**How to complete this task**
For the records below, reproduce exactly the line that contains "Give me the" and all subsequent lines, with nothing left out and nothing added.

**Given entries**
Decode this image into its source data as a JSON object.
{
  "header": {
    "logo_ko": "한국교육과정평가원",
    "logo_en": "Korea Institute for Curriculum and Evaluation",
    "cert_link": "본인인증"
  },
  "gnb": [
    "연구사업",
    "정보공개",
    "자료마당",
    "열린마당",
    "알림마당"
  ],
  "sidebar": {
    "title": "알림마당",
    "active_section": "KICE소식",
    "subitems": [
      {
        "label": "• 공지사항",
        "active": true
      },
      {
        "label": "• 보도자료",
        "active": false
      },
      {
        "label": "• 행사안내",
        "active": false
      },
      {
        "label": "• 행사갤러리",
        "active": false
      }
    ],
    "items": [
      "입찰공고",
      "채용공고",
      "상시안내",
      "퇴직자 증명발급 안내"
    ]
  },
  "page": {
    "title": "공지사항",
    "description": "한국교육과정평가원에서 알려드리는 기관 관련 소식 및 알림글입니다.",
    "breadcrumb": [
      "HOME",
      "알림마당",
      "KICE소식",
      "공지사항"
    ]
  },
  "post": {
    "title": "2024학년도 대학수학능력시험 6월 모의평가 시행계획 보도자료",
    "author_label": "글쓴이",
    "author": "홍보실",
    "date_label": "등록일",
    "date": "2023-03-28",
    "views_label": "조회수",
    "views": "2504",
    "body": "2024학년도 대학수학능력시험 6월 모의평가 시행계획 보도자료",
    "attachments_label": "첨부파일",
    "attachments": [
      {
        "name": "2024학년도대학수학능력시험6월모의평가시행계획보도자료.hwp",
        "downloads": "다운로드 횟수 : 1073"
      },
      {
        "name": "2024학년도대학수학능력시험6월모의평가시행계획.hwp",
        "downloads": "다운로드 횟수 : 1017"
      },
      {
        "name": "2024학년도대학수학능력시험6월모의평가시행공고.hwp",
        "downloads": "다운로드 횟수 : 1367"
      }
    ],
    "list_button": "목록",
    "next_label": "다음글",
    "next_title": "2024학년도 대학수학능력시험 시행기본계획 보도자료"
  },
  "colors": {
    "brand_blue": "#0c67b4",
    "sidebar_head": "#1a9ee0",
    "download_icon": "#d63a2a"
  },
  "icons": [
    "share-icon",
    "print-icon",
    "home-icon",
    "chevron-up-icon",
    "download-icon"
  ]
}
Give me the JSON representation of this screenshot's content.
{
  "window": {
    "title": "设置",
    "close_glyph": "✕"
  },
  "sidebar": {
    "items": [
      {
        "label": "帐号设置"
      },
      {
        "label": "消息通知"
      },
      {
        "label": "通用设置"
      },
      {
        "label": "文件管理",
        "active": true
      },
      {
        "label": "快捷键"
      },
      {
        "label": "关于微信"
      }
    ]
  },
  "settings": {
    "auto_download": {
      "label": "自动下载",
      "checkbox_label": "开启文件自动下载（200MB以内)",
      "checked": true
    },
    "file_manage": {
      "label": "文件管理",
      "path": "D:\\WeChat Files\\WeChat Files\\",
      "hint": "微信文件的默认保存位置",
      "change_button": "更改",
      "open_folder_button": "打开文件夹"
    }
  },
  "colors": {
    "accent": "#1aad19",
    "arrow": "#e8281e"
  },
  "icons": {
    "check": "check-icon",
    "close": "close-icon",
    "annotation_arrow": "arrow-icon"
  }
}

**Expected output**
Give me the JSON representation of this screenshot's content.
{
  "window": {
    "title": "设置",
    "close_glyph": "✕"
  },
  "sidebar": {
    "items": [
      {
        "label": "帐号设置"
      },
      {
        "label": "消息通知"
      },
      {
        "label": "通用设置"
      },
      {
        "label": "文件管理",
        "active": true
      },
      {
        "label": "快捷键"
      },
      {
        "label": "关于微信"
      }
    ]
  },
  "settings": {
    "auto_download": {
      "label": "自动下载",
      "checkbox_label": "开启文件自动下载（200MB以内)",
      "checked": true
    },
    "file_manage": {
      "label": "文件管理",
      "path": "D:\\WeChat Files\\WeChat Files\\",
      "hint": "微信文件的默认保存位置",
      "change_button": "更改",
      "open_folder_button": "打开文件夹"
    }
  },
  "colors": {
    "accent": "#1aad19",
    "arrow": "#e8281e"
  },
  "icons": {
    "check": "check-icon",
    "close": "close-icon",
    "annotation_arrow": "arrow-icon"
  }
}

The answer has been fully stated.